» **RECORDS TO PROCESS**:
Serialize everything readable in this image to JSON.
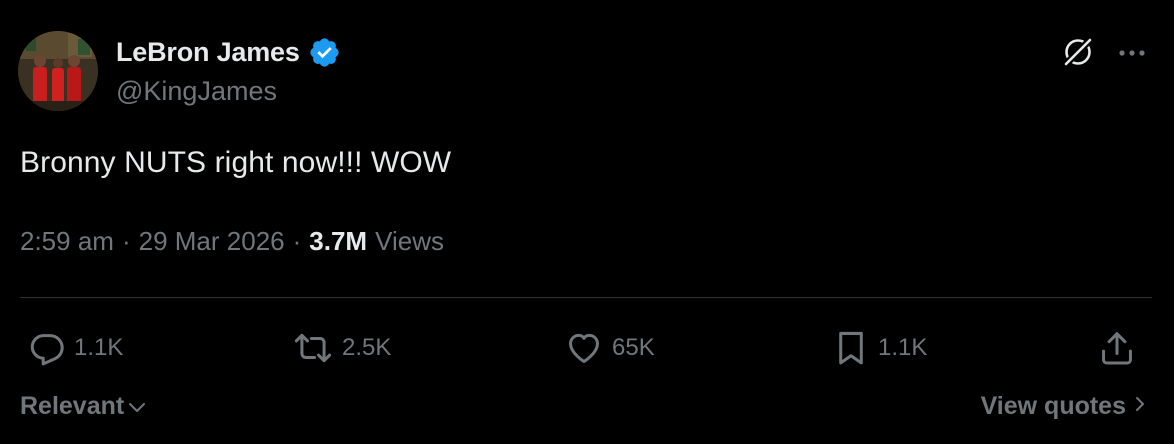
{
  "author": {
    "name": "LeBron James",
    "handle": "@KingJames",
    "verified": true
  },
  "tweet": {
    "text": "Bronny NUTS right now!!! WOW",
    "time": "2:59 am",
    "date": "29 Mar 2026",
    "separator": "·",
    "views_count": "3.7M",
    "views_label": "Views"
  },
  "actions": {
    "replies": "1.1K",
    "reposts": "2.5K",
    "likes": "65K",
    "bookmarks": "1.1K"
  },
  "footer": {
    "sort_label": "Relevant",
    "view_quotes_label": "View quotes"
  },
  "icons": {
    "verified": "verified-badge-icon",
    "grok": "grok-icon",
    "more": "more-icon",
    "reply": "reply-icon",
    "repost": "repost-icon",
    "like": "heart-icon",
    "bookmark": "bookmark-icon",
    "share": "share-icon"
  },
  "colors": {
    "background": "#000000",
    "text_primary": "#e7e9ea",
    "text_secondary": "#71767b",
    "divider": "#2f3336",
    "verified_blue": "#1d9bf0"
  }
}
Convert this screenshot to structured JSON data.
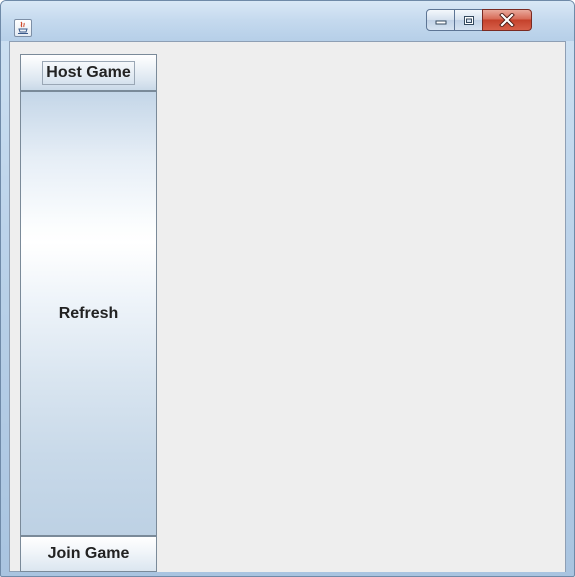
{
  "window": {
    "title": "",
    "icon": "java-cup-icon",
    "controls": {
      "minimize": "minimize-icon",
      "maximize": "maximize-icon",
      "close": "close-icon"
    }
  },
  "sidebar": {
    "host_game_label": "Host Game",
    "refresh_label": "Refresh",
    "join_game_label": "Join Game"
  }
}
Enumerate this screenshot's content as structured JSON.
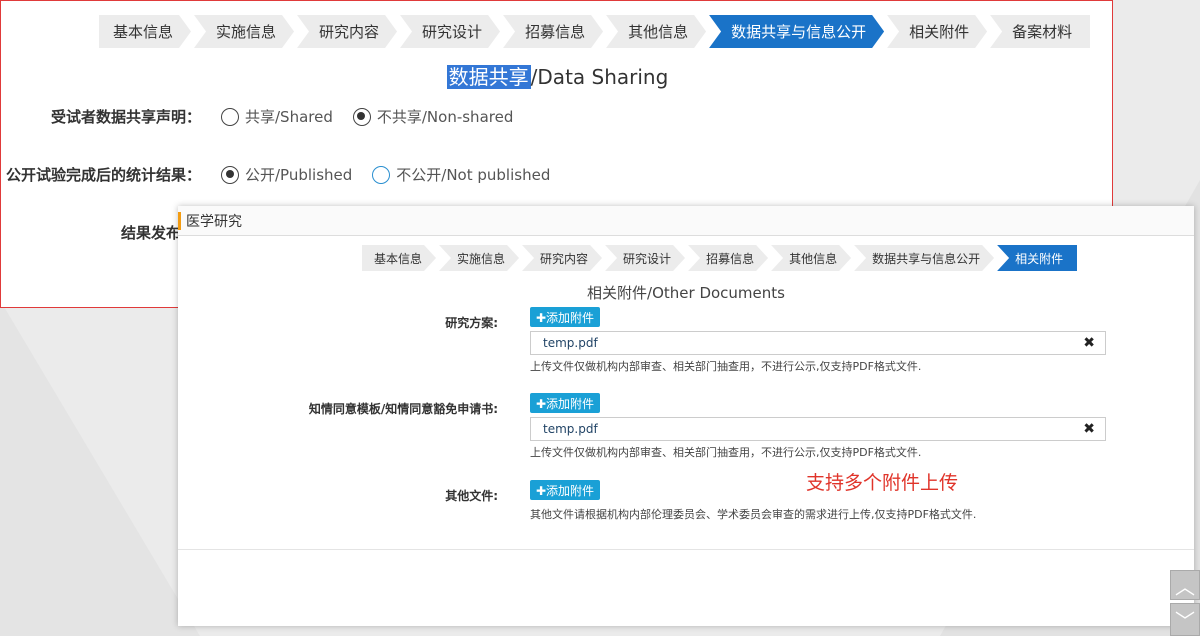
{
  "back_panel": {
    "steps": [
      "基本信息",
      "实施信息",
      "研究内容",
      "研究设计",
      "招募信息",
      "其他信息",
      "数据共享与信息公开",
      "相关附件",
      "备案材料"
    ],
    "active_step_index": 6,
    "title_highlight": "数据共享",
    "title_rest": "/Data Sharing",
    "rows": [
      {
        "label": "受试者数据共享声明：",
        "options": [
          {
            "text": "共享/Shared",
            "checked": false
          },
          {
            "text": "不共享/Non-shared",
            "checked": true
          }
        ]
      },
      {
        "label": "公开试验完成后的统计结果：",
        "options": [
          {
            "text": "公开/Published",
            "checked": true
          },
          {
            "text": "不公开/Not published",
            "checked": false
          }
        ]
      }
    ],
    "partial_label": "结果发布"
  },
  "front_panel": {
    "header": "医学研究",
    "steps": [
      "基本信息",
      "实施信息",
      "研究内容",
      "研究设计",
      "招募信息",
      "其他信息",
      "数据共享与信息公开",
      "相关附件"
    ],
    "active_step_index": 7,
    "title": "相关附件/Other Documents",
    "add_label": "✚添加附件",
    "sections": [
      {
        "label": "研究方案:",
        "file": "temp.pdf",
        "note": "上传文件仅做机构内部审查、相关部门抽查用，不进行公示,仅支持PDF格式文件."
      },
      {
        "label": "知情同意模板/知情同意豁免申请书:",
        "file": "temp.pdf",
        "note": "上传文件仅做机构内部审查、相关部门抽查用，不进行公示,仅支持PDF格式文件."
      },
      {
        "label": "其他文件:",
        "note": "其他文件请根据机构内部伦理委员会、学术委员会审查的需求进行上传,仅支持PDF格式文件."
      }
    ],
    "red_tip": "支持多个附件上传"
  },
  "icons": {
    "remove": "close-icon",
    "scroll_up": "chevron-up-icon",
    "scroll_down": "chevron-down-icon"
  },
  "colors": {
    "active_step": "#1a73c8",
    "add_button": "#1aa0d6",
    "tip": "#e0342a",
    "frame": "#e03a3a"
  }
}
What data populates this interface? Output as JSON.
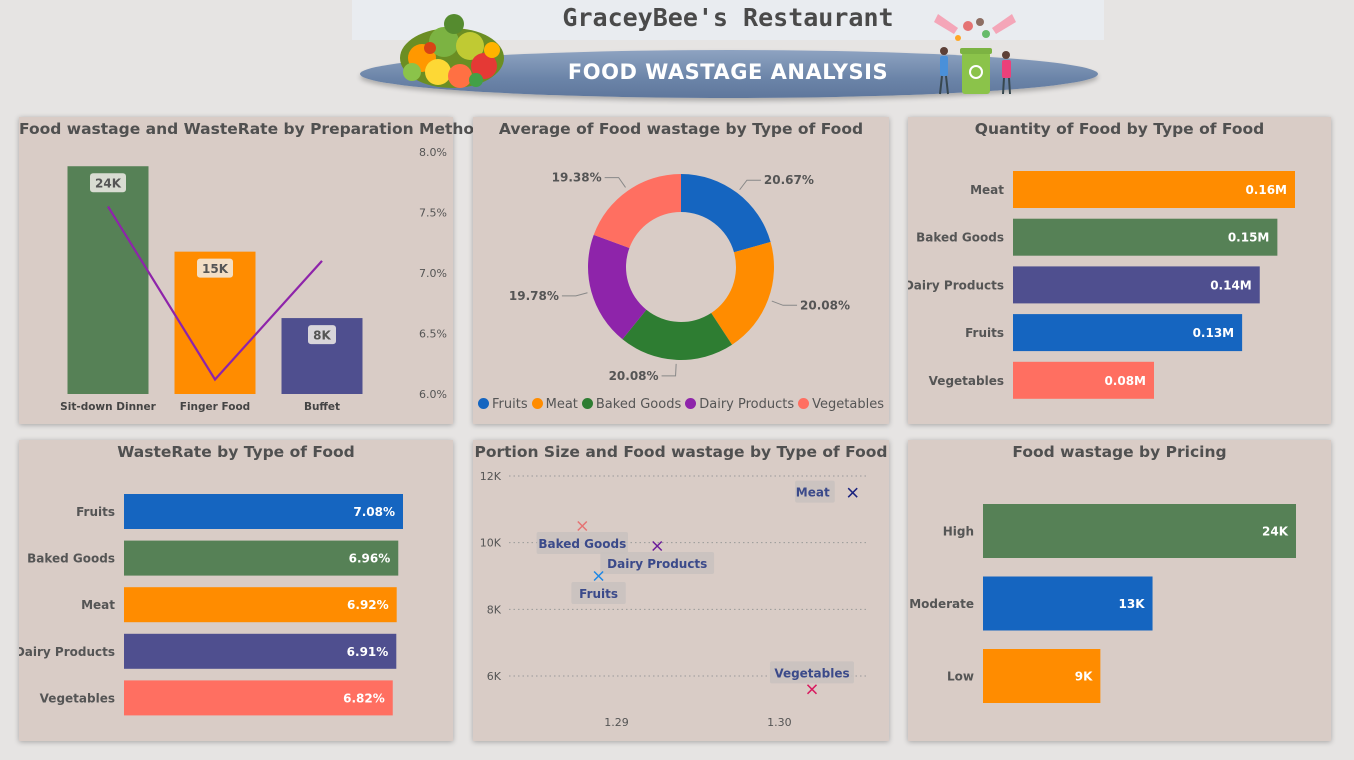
{
  "header": {
    "restaurant_name": "GraceyBee's Restaurant",
    "dashboard_title": "FOOD WASTAGE ANALYSIS"
  },
  "colors": {
    "panel_bg": "#d9ccc6",
    "page_bg": "#e6e4e3",
    "green": "#568156",
    "orange": "#ff8c00",
    "purple_blue": "#4f4f8f",
    "blue": "#1565c0",
    "salmon": "#ff6f61",
    "line_purple": "#8e24aa",
    "donut_green": "#2e7d32",
    "donut_purple": "#8e24aa"
  },
  "chart_data": [
    {
      "id": "prep",
      "type": "bar",
      "title": "Food wastage and WasteRate by Preparation Method",
      "categories": [
        "Sit-down Dinner",
        "Finger Food",
        "Buffet"
      ],
      "series": [
        {
          "values": [
            24000,
            15000,
            8000
          ],
          "labels": [
            "24K",
            "15K",
            "8K"
          ],
          "colors": [
            "#568156",
            "#ff8c00",
            "#4f4f8f"
          ]
        },
        {
          "type": "line",
          "values": [
            7.55,
            6.12,
            7.1
          ],
          "color": "#8e24aa"
        }
      ],
      "ylim": [
        0,
        25500
      ],
      "y2lim": [
        6.0,
        8.0
      ],
      "y2_ticks": [
        "8.0%",
        "7.5%",
        "7.0%",
        "6.5%",
        "6.0%"
      ],
      "grid": false
    },
    {
      "id": "donut",
      "type": "pie",
      "title": "Average of Food wastage by Type of Food",
      "categories": [
        "Fruits",
        "Meat",
        "Baked Goods",
        "Dairy Products",
        "Vegetables"
      ],
      "values": [
        20.67,
        20.08,
        20.08,
        19.78,
        19.38
      ],
      "labels": [
        "20.67%",
        "20.08%",
        "20.08%",
        "19.78%",
        "19.38%"
      ],
      "colors": [
        "#1565c0",
        "#ff8c00",
        "#2e7d32",
        "#8e24aa",
        "#ff6f61"
      ],
      "legend": "bottom"
    },
    {
      "id": "qty",
      "type": "bar",
      "orientation": "horizontal",
      "title": "Quantity of Food by Type of Food",
      "categories": [
        "Meat",
        "Baked Goods",
        "Dairy Products",
        "Fruits",
        "Vegetables"
      ],
      "values": [
        0.16,
        0.15,
        0.14,
        0.13,
        0.08
      ],
      "labels": [
        "0.16M",
        "0.15M",
        "0.14M",
        "0.13M",
        "0.08M"
      ],
      "colors": [
        "#ff8c00",
        "#568156",
        "#4f4f8f",
        "#1565c0",
        "#ff6f61"
      ],
      "xlim": [
        0,
        0.16
      ]
    },
    {
      "id": "rate",
      "type": "bar",
      "orientation": "horizontal",
      "title": "WasteRate by Type of Food",
      "categories": [
        "Fruits",
        "Baked Goods",
        "Meat",
        "Dairy Products",
        "Vegetables"
      ],
      "values": [
        7.08,
        6.96,
        6.92,
        6.91,
        6.82
      ],
      "labels": [
        "7.08%",
        "6.96%",
        "6.92%",
        "6.91%",
        "6.82%"
      ],
      "colors": [
        "#1565c0",
        "#568156",
        "#ff8c00",
        "#4f4f8f",
        "#ff6f61"
      ],
      "xlim": [
        0,
        7.08
      ]
    },
    {
      "id": "scatter",
      "type": "scatter",
      "title": "Portion Size and Food wastage by Type of Food",
      "points": [
        {
          "name": "Meat",
          "x": 1.3045,
          "y": 11500,
          "color": "#1a237e"
        },
        {
          "name": "Baked Goods",
          "x": 1.2879,
          "y": 10500,
          "color": "#e57373"
        },
        {
          "name": "Dairy Products",
          "x": 1.2925,
          "y": 9900,
          "color": "#6a1b9a"
        },
        {
          "name": "Fruits",
          "x": 1.2889,
          "y": 9000,
          "color": "#1e88e5"
        },
        {
          "name": "Vegetables",
          "x": 1.302,
          "y": 5600,
          "color": "#d81b60"
        }
      ],
      "xlim": [
        1.2834,
        1.3055
      ],
      "ylim": [
        5000,
        12000
      ],
      "y_ticks": [
        "12K",
        "10K",
        "8K",
        "6K"
      ],
      "y_tick_values": [
        12000,
        10000,
        8000,
        6000
      ],
      "x_ticks": [
        "1.29",
        "1.30"
      ],
      "x_tick_values": [
        1.29,
        1.3
      ],
      "grid": true
    },
    {
      "id": "pricing",
      "type": "bar",
      "orientation": "horizontal",
      "title": "Food wastage by Pricing",
      "categories": [
        "High",
        "Moderate",
        "Low"
      ],
      "values": [
        24000,
        13000,
        9000
      ],
      "labels": [
        "24K",
        "13K",
        "9K"
      ],
      "colors": [
        "#568156",
        "#1565c0",
        "#ff8c00"
      ],
      "xlim": [
        0,
        24000
      ]
    }
  ]
}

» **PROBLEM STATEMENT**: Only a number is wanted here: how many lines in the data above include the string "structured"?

» **OUTPUT OF THE EXERCISE**: 2